The best way to prevent fleet crashes and in the process lower injury frequency rates is to hire drivers based on their ability and past performance. This discovery comes from Liberty Mutual Group, which recently released the results of its annual trucker survey.
As part of the study, the company identified practices in seven key areas that contributed to lower injury frequency rates:
1. Management Programs
· Most companies that measure injury frequency rates have lower frequency rates.
· Those companies that conduct driver surveys had frequency rates 18 percent lower than those that didn’t conduct surveys.
· While most companies conduct injury investigations, those that use written injury investigation forms, ask for prevention recommendations, calculate injury rates, set injury rate goals and track injury rates by customer had a 13 percent lower injury frequency rate.
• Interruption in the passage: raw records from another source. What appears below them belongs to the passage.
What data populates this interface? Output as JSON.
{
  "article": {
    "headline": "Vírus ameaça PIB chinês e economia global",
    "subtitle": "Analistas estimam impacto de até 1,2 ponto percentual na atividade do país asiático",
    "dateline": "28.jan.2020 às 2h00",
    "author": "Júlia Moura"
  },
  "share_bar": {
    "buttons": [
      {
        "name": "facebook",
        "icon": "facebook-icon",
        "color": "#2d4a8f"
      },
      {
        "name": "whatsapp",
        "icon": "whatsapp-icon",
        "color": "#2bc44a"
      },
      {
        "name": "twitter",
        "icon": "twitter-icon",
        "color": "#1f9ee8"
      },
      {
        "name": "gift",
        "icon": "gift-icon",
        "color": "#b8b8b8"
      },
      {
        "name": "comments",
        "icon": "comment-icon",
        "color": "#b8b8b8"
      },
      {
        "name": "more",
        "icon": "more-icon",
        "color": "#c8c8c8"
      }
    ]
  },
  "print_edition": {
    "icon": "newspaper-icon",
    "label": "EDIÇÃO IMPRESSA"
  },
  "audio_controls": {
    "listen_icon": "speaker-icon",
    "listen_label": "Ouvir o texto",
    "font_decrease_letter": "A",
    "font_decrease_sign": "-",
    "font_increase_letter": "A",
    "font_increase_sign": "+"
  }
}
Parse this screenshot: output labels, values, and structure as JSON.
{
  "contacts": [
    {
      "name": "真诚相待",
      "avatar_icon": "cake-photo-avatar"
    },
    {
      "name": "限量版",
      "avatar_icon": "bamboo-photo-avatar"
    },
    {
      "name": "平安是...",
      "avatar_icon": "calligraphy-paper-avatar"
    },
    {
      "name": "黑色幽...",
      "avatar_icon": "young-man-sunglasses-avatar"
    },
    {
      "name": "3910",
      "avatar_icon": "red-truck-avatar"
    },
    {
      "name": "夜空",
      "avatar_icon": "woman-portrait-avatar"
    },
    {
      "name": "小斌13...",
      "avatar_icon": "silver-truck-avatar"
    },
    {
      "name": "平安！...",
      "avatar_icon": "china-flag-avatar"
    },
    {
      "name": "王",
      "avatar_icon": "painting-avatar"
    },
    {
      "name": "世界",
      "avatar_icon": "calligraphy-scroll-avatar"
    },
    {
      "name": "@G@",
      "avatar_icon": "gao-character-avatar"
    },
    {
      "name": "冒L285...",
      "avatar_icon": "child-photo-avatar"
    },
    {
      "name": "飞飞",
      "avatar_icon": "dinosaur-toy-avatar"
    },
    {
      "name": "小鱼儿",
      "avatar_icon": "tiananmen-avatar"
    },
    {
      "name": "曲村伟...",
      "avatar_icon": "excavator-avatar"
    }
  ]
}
· Four out of five companies have a written seat belt policy and close to 50 percent have both a written seat belt policy and enforcement activities. Those with both the policy and enforcement had a crash injury frequency rate that was 33 percent lower than those that didn’t use both.
· Four out of five companies use a hiring checklist to document each step of the hiring process. Those using a hiring checklist had 30 percent lower injury frequency rates.
· Four out of five companies have job descriptions that include essential job functions. Companies including essential job functions in the job descriptions had an 11 percent lower injury frequency rate.
· Four out of five companies designate a medical provider. Those using designated medical providers had slightly lower injury frequency rates.
4. Monitoring Performance
· Companies that provide technology for driver managers so they can verify available hours of service for drivers had a 37 percent lower crash injury frequency rate.
· One out of four companies have GPS and use it to monitor speed. These companies had a 15 percent lower crash injury frequency rate.
· Two out of three companies conduct road observations. This practice results in a slightly lower injury frequency rate.
5. Transitional Work Programs
· One out of four companies had someone responsible for tracking employees out of work and had written transitional work job descriptions. The group using both had a 7 percent lower injury frequency rate.
6. Injury Prevention
· Most companies offer some form of injury prevention activities. Those that use an injury prevention manual, provide regular training and have observations for enforcement had an injury frequency rate that was one-third of those that do not.
· Three out of four companies use written agendas for training. While written agendas are important, the survey found that injury frequency rates went down as the training group size became smaller. Those with written agendas and one-on-one training had a 30 percent lower injury frequency rate.